These range from the almost insultingly short (that’s you, Westpac) to the sorts of disclosures that probably come close to best practice (thanks – CBA again). The CBA diagrams could be used as slides in a presentation and the text used to read out at that presentation. They are that good.
In reverse qualitative order, then:
Westpac has kept them as short as is humanly possible while still maintaining compliance with APS 330, provided you use a generous interpretation of what “describe” means. For example, I do not see this desciption of backtesting as in the spirit of comprehensive disclosure:
Daily backtesting of VaR results is performed to ensure that model integrity is maintained. A review of both the potential profit and loss outcomes is also undertaken to monitor any skew created by the historical data.
That’s it – the entire description of their backtesting regime. The descriptions of stress testing and everything else are equally short. If you are looking for which disclosures to use as an example of best practice under Pillar 3, well, you would not use these unless you are attempting to work out how minimal your compliance needs to be. If you want to know how Westpac actually goes about managing these risks then using these disclosures will not be an appropriate place to start.

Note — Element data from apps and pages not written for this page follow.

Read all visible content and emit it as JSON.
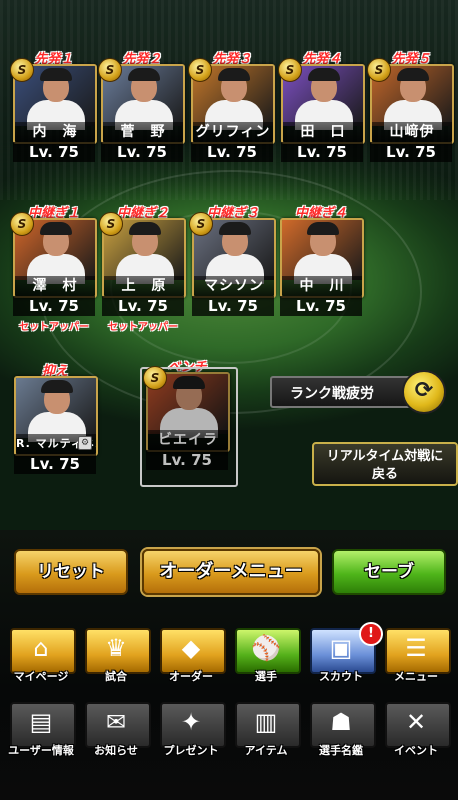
{
  "starters": [
    {
      "slot_label": "先発１",
      "name": "内　海",
      "lv": "Lv. 75",
      "badge": "S",
      "bg": "#3a4e7a"
    },
    {
      "slot_label": "先発２",
      "name": "菅　野",
      "lv": "Lv. 75",
      "badge": "S",
      "bg": "#6a7c9a"
    },
    {
      "slot_label": "先発３",
      "name": "グリフィン",
      "lv": "Lv. 75",
      "badge": "S",
      "bg": "#c1762a"
    },
    {
      "slot_label": "先発４",
      "name": "田　口",
      "lv": "Lv. 75",
      "badge": "S",
      "bg": "#7b4fc0"
    },
    {
      "slot_label": "先発５",
      "name": "山﨑伊",
      "lv": "Lv. 75",
      "badge": "S",
      "bg": "#c0662a"
    }
  ],
  "relievers": [
    {
      "slot_label": "中継ぎ１",
      "name": "澤　村",
      "lv": "Lv. 75",
      "badge": "S",
      "bg": "#d0662a",
      "sub": "セットアッパー"
    },
    {
      "slot_label": "中継ぎ２",
      "name": "上　原",
      "lv": "Lv. 75",
      "badge": "S",
      "bg": "#c8a040",
      "sub": "セットアッパー"
    },
    {
      "slot_label": "中継ぎ３",
      "name": "マシソン",
      "lv": "Lv. 75",
      "badge": "S",
      "bg": "#6a7080",
      "sub": ""
    },
    {
      "slot_label": "中継ぎ４",
      "name": "中　川",
      "lv": "Lv. 75",
      "badge": "",
      "bg": "#d06a2a",
      "sub": ""
    }
  ],
  "closer": {
    "slot_label": "抑え",
    "name": "R. マルティネス",
    "lv": "Lv. 75",
    "badge": "",
    "bg": "#6a7a90"
  },
  "bench": {
    "slot_label": "ベンチ",
    "name": "ビエイラ",
    "lv": "Lv. 75",
    "badge": "S",
    "bg": "#c0502a"
  },
  "rank_fatigue_label": "ランク戦疲労",
  "realtime_label_line1": "リアルタイム対戦に",
  "realtime_label_line2": "戻る",
  "buttons": {
    "reset": "リセット",
    "order_menu": "オーダーメニュー",
    "save": "セーブ"
  },
  "nav_row1": [
    {
      "label": "マイページ",
      "icon": "home-icon",
      "glyph": "⌂",
      "style": ""
    },
    {
      "label": "試合",
      "icon": "trophy-icon",
      "glyph": "♛",
      "style": ""
    },
    {
      "label": "オーダー",
      "icon": "order-icon",
      "glyph": "◆",
      "style": ""
    },
    {
      "label": "選手",
      "icon": "player-icon",
      "glyph": "⚾",
      "style": "green"
    },
    {
      "label": "スカウト",
      "icon": "scout-card-icon",
      "glyph": "▣",
      "style": "blue",
      "notify": "!"
    },
    {
      "label": "メニュー",
      "icon": "menu-icon",
      "glyph": "☰",
      "style": ""
    }
  ],
  "nav_row2": [
    {
      "label": "ユーザー情報",
      "icon": "user-info-icon",
      "glyph": "▤"
    },
    {
      "label": "お知らせ",
      "icon": "notice-icon",
      "glyph": "✉"
    },
    {
      "label": "プレゼント",
      "icon": "gift-icon",
      "glyph": "✦"
    },
    {
      "label": "アイテム",
      "icon": "item-icon",
      "glyph": "▥"
    },
    {
      "label": "選手名鑑",
      "icon": "player-book-icon",
      "glyph": "☗"
    },
    {
      "label": "イベント",
      "icon": "event-icon",
      "glyph": "✕"
    }
  ]
}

Score – 1 out of 5 as it does comply with the standards. Sort of.
The ANZ is slightly better than Westpac – but still on the marginal side of good – with just a brief description of internal processes and a little bit better description of things like backtesting. At least they are using some hard numbers for what a backtesting exception is, even if they give no examples. Westpac at least beats them here – but only with a diagram that really tells you very little. Again, do not use these to find out what the ANZ is up to or how it really manages its risks.
2 out of 5.
The NAB is appreciably better in all areas than either the ANZ or Westpac, with some real disclosures of how they manage the market risk processes. The chart of backtesting results, with actual dates on it, represents a form of disclosure that gives me some confidence that they are actually managing the risks. Given the problems that the NAB have experienced in this area over the last few years, I am happy to see this. Their stress testing description, for example, while not exactly adding to the published literature is actually usable.
3 out of 5.
The guernsey for the best disclosures go to the Commonwealth (again). The diagram on the first page of those disclosures, by itself, beats anything that either Westpac or the ANZ has put out. Read on and it just gets better. For example, not only have they put in a table giving each and every day over the period where backtesting exceptions occurred, but they have added the hypo loss and VaR numbers for each of those days. They have also named the functions responsible for each of the areas of risk and have added their reporting lines and some of the delegations.
4.5 out of 5 – but only because I like to leave some room for improvement.
The important numbers here are the VaR numbers – but these cannot be directly compared as each of the banks has their own, differing, portions of their portfolio covered by the Standardised method – i.e. they are not included in the published VaR numbers, even if they are modelled internally using VaR. The other problem is that CBA’s numbers are as at 30 June and the others are as at 31 September. Given the increased volatility over those three months, the CBA numbers would have increased.
With those caveats, though, the capital numbers1 in both alphabetical and size order are:
- ANZ: $175m Standardised and $34m IMA
- CBA: $225m Standardised and $135m IMA
- NAB: $274m Standardised and $133m IMA
- WBC: $291m Standardised and $234m IMA
While fairly small in the context of each of the banks, these numbers are intersting in themselves, with WBC being by far the largest and the ANZ the smallest. Given that, it is doubly disappointing that WBC chooses to say the least.
1. They are buried in differing ways in each of the disclosures, but this is my calculation from the published numbers